The research involved a survey being conducted with 475 UK secondary school students aged 12-18 years. The survey was conducted to determine the current level of sustainability understanding of the students, where they learned about it, their preferences relating to issues facing the Earth and how they think sustainability teaching could be improved. Results of the surveys varied across age group, school, overall attainment levels of students and exam boards. In general, the results showed that while students are interested in current issues, their level of understanding of sustainability is poor to moderate, and they want it to be taught in more subjects.

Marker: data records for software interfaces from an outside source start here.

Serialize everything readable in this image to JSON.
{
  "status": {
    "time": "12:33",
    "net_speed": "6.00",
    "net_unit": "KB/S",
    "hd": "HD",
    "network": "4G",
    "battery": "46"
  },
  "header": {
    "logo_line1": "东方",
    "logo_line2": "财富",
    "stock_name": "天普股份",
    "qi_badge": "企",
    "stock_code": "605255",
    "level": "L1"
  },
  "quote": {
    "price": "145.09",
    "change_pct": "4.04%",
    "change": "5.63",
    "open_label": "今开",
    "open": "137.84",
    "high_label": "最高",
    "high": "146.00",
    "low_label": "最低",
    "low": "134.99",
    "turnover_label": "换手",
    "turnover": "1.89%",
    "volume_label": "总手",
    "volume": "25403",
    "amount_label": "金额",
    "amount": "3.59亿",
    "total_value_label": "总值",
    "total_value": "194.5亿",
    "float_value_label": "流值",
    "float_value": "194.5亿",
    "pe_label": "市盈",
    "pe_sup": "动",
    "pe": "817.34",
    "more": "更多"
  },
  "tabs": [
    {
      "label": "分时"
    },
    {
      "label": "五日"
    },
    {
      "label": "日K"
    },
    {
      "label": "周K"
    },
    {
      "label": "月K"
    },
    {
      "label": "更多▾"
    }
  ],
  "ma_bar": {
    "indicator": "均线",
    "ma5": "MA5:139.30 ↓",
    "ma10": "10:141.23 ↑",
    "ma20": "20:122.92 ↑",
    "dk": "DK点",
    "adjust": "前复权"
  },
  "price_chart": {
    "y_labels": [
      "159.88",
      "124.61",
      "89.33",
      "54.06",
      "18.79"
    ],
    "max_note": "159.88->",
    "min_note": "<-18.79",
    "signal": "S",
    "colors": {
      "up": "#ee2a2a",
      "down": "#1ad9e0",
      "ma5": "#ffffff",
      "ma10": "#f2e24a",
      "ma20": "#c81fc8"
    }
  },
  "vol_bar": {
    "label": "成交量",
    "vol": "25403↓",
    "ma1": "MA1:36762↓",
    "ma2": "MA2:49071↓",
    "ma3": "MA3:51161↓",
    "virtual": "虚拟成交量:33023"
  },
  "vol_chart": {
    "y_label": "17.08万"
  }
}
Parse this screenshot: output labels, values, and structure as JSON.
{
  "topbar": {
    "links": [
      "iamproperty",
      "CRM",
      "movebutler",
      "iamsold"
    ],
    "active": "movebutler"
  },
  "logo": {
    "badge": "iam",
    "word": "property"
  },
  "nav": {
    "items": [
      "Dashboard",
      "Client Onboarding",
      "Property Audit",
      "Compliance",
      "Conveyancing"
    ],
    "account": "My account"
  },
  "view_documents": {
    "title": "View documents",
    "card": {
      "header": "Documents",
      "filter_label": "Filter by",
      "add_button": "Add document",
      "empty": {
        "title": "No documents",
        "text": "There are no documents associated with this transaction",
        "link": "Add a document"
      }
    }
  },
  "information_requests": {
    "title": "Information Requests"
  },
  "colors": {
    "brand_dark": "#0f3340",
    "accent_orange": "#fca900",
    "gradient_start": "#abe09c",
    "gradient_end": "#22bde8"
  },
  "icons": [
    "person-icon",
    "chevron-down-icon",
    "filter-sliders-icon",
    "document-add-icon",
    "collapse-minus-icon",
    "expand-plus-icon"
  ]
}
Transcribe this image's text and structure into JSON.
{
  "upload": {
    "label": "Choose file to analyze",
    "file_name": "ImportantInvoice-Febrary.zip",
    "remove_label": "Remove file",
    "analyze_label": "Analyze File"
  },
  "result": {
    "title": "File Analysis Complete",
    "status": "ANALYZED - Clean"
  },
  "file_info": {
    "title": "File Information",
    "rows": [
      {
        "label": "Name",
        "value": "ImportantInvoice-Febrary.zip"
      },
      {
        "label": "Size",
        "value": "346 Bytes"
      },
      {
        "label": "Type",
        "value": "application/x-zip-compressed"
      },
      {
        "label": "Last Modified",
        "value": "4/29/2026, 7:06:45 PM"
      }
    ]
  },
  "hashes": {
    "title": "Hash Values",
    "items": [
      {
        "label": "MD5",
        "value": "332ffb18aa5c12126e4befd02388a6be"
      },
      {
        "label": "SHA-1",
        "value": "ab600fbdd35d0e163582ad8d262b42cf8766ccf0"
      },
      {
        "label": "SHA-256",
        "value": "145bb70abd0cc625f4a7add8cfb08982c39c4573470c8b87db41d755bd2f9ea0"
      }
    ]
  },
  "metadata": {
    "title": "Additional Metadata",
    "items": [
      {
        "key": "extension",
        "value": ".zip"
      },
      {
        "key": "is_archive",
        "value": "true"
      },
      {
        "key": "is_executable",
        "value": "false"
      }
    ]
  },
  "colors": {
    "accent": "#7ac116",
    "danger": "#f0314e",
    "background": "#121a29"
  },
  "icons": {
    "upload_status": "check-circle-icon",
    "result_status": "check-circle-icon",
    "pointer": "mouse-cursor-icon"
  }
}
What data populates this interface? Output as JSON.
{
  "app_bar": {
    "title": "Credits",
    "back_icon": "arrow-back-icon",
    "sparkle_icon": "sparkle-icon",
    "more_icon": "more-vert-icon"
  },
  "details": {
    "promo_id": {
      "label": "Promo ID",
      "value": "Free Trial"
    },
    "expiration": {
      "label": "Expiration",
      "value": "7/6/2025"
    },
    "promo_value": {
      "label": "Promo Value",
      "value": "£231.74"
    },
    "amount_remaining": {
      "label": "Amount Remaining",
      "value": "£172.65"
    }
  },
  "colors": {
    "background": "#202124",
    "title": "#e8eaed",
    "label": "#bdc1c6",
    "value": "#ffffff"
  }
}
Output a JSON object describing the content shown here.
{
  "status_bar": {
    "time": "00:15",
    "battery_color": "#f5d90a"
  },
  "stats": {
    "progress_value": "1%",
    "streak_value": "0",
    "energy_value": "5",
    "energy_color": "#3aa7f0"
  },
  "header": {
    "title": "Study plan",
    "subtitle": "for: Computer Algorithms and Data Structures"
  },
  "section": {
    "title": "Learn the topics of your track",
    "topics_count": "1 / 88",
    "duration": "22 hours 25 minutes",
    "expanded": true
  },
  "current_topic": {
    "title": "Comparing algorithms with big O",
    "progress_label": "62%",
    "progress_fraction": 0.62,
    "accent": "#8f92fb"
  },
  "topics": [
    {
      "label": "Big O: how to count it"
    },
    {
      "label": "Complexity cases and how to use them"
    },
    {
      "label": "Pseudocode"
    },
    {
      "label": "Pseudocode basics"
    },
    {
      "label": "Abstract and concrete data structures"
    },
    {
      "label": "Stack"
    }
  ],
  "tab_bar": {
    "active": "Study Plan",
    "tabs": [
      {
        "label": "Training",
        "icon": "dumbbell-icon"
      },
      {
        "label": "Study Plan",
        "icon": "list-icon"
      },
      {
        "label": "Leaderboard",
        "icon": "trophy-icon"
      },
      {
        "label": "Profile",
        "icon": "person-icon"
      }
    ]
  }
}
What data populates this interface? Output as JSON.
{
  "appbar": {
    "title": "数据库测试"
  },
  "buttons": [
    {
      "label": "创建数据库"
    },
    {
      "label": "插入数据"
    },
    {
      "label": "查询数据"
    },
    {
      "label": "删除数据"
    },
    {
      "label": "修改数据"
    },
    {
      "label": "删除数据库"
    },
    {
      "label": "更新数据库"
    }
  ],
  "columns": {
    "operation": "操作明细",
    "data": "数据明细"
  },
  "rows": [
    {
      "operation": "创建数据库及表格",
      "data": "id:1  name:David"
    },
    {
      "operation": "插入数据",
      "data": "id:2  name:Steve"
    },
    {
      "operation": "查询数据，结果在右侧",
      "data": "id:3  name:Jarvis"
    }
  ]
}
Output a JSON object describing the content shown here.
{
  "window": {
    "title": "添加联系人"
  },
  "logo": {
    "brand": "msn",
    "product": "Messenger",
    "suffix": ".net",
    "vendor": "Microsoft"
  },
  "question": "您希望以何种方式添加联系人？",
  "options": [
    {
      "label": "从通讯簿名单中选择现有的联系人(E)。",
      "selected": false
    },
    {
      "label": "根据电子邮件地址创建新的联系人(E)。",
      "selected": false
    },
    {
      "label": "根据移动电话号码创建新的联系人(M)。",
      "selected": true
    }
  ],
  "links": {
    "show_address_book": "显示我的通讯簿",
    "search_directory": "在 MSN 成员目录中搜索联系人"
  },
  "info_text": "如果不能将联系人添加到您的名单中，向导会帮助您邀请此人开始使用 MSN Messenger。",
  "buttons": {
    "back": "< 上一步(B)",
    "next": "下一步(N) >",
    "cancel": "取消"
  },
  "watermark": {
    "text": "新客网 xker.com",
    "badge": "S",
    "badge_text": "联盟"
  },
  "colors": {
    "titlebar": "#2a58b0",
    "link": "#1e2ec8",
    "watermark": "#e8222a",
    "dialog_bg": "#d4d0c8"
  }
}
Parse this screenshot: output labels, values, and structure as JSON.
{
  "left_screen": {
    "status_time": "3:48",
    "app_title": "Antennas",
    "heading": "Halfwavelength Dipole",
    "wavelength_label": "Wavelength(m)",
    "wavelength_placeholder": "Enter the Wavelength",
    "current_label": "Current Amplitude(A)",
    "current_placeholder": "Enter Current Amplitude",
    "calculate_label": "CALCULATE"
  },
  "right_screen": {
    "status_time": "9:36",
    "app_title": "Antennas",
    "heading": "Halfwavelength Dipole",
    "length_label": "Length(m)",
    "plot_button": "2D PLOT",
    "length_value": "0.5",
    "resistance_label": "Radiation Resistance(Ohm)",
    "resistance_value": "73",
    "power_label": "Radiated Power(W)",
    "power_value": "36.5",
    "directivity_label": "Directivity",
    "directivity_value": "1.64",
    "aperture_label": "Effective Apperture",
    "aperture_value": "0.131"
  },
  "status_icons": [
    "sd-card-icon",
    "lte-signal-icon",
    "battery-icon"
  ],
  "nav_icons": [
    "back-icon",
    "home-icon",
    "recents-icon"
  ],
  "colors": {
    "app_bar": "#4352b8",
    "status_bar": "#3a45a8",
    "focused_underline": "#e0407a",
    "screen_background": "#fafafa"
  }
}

A gap analysis was conducted using a curriculum review, survey results and interviews with various teachers. The aim of the analysis was to determine what the difference was between a desirable level of knowledge and teaching of sustainability, and current practice. Among other things, the analysis indicated that interactive learning would be likely to be beneficial, and thus a role play, set in Cambridge and covering environmental, social and economic aspects, was designed and run at two schools in Cambridge. An element of competition was included, as well as a relatively open set of rules, to invoke creative solutions. Observation during the game indicated engaged students. Feedback from students indicated that the game was a fun and useful learning tool. Feedback from teachers was also positive, indicating that interactive teaching tools, like a role play, can be very valuable towards teaching students about the complexities of sustainability.
Finally, drawing on the research undertaken, a proposal was developed which suggests changes to the current UK National Curriculum and makes suggestions for schools and teachers to adopt. The proposal includes a recommendation to include aspects of sustainability in all subjects, which will lead on from a ‘Sustainability Week’ or short course in the earlier stages of secondary school. The proposal also includes recommended teaching tools and methods to effectively teach sustainability to teenagers. These tools, which include role plays and debates, will assist students in feeling more engaged with sustainability issues